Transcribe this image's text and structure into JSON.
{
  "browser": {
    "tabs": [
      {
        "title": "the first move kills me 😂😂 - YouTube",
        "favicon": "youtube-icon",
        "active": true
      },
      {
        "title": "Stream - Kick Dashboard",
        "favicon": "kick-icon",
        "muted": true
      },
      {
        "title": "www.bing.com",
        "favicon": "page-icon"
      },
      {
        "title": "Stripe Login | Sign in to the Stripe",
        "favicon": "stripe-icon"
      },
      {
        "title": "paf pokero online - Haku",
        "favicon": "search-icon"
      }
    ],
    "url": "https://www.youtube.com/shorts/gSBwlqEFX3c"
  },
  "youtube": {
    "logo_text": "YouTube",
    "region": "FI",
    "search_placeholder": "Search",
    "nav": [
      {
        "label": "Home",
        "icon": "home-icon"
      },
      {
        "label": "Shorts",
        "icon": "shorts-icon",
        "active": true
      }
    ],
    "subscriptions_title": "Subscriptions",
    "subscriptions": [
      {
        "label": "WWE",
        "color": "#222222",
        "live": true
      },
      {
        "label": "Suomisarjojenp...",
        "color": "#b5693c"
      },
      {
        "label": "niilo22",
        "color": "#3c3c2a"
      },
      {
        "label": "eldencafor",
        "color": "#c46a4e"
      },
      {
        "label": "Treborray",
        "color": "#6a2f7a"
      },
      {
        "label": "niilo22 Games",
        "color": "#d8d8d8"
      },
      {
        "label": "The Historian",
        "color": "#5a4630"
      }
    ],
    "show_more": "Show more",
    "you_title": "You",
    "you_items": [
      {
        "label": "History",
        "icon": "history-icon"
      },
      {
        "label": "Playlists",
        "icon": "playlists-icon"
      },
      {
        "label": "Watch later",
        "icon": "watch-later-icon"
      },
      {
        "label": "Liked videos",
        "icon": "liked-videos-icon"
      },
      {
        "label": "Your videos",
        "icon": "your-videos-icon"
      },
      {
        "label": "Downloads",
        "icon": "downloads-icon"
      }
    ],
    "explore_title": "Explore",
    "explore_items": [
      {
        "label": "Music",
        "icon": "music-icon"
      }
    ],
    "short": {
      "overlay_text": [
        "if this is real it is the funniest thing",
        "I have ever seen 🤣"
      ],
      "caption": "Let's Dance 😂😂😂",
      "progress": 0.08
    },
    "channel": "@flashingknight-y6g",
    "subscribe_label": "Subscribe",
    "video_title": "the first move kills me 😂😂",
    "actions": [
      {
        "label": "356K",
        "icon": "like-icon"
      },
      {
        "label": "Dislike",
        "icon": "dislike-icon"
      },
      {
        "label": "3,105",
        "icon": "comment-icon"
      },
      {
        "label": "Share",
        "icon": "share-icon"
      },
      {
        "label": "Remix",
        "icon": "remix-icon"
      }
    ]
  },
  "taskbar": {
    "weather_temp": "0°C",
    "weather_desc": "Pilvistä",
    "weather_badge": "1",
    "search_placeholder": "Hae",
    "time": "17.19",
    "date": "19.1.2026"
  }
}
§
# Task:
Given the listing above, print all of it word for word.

# Answer space:
Transcribe this image's text and structure into JSON.
{
  "browser": {
    "tabs": [
      {
        "title": "the first move kills me 😂😂 - YouTube",
        "favicon": "youtube-icon",
        "active": true
      },
      {
        "title": "Stream - Kick Dashboard",
        "favicon": "kick-icon",
        "muted": true
      },
      {
        "title": "www.bing.com",
        "favicon": "page-icon"
      },
      {
        "title": "Stripe Login | Sign in to the Stripe",
        "favicon": "stripe-icon"
      },
      {
        "title": "paf pokero online - Haku",
        "favicon": "search-icon"
      }
    ],
    "url": "https://www.youtube.com/shorts/gSBwlqEFX3c"
  },
  "youtube": {
    "logo_text": "YouTube",
    "region": "FI",
    "search_placeholder": "Search",
    "nav": [
      {
        "label": "Home",
        "icon": "home-icon"
      },
      {
        "label": "Shorts",
        "icon": "shorts-icon",
        "active": true
      }
    ],
    "subscriptions_title": "Subscriptions",
    "subscriptions": [
      {
        "label": "WWE",
        "color": "#222222",
        "live": true
      },
      {
        "label": "Suomisarjojenp...",
        "color": "#b5693c"
      },
      {
        "label": "niilo22",
        "color": "#3c3c2a"
      },
      {
        "label": "eldencafor",
        "color": "#c46a4e"
      },
      {
        "label": "Treborray",
        "color": "#6a2f7a"
      },
      {
        "label": "niilo22 Games",
        "color": "#d8d8d8"
      },
      {
        "label": "The Historian",
        "color": "#5a4630"
      }
    ],
    "show_more": "Show more",
    "you_title": "You",
    "you_items": [
      {
        "label": "History",
        "icon": "history-icon"
      },
      {
        "label": "Playlists",
        "icon": "playlists-icon"
      },
      {
        "label": "Watch later",
        "icon": "watch-later-icon"
      },
      {
        "label": "Liked videos",
        "icon": "liked-videos-icon"
      },
      {
        "label": "Your videos",
        "icon": "your-videos-icon"
      },
      {
        "label": "Downloads",
        "icon": "downloads-icon"
      }
    ],
    "explore_title": "Explore",
    "explore_items": [
      {
        "label": "Music",
        "icon": "music-icon"
      }
    ],
    "short": {
      "overlay_text": [
        "if this is real it is the funniest thing",
        "I have ever seen 🤣"
      ],
      "caption": "Let's Dance 😂😂😂",
      "progress": 0.08
    },
    "channel": "@flashingknight-y6g",
    "subscribe_label": "Subscribe",
    "video_title": "the first move kills me 😂😂",
    "actions": [
      {
        "label": "356K",
        "icon": "like-icon"
      },
      {
        "label": "Dislike",
        "icon": "dislike-icon"
      },
      {
        "label": "3,105",
        "icon": "comment-icon"
      },
      {
        "label": "Share",
        "icon": "share-icon"
      },
      {
        "label": "Remix",
        "icon": "remix-icon"
      }
    ]
  },
  "taskbar": {
    "weather_temp": "0°C",
    "weather_desc": "Pilvistä",
    "weather_badge": "1",
    "search_placeholder": "Hae",
    "time": "17.19",
    "date": "19.1.2026"
  }
}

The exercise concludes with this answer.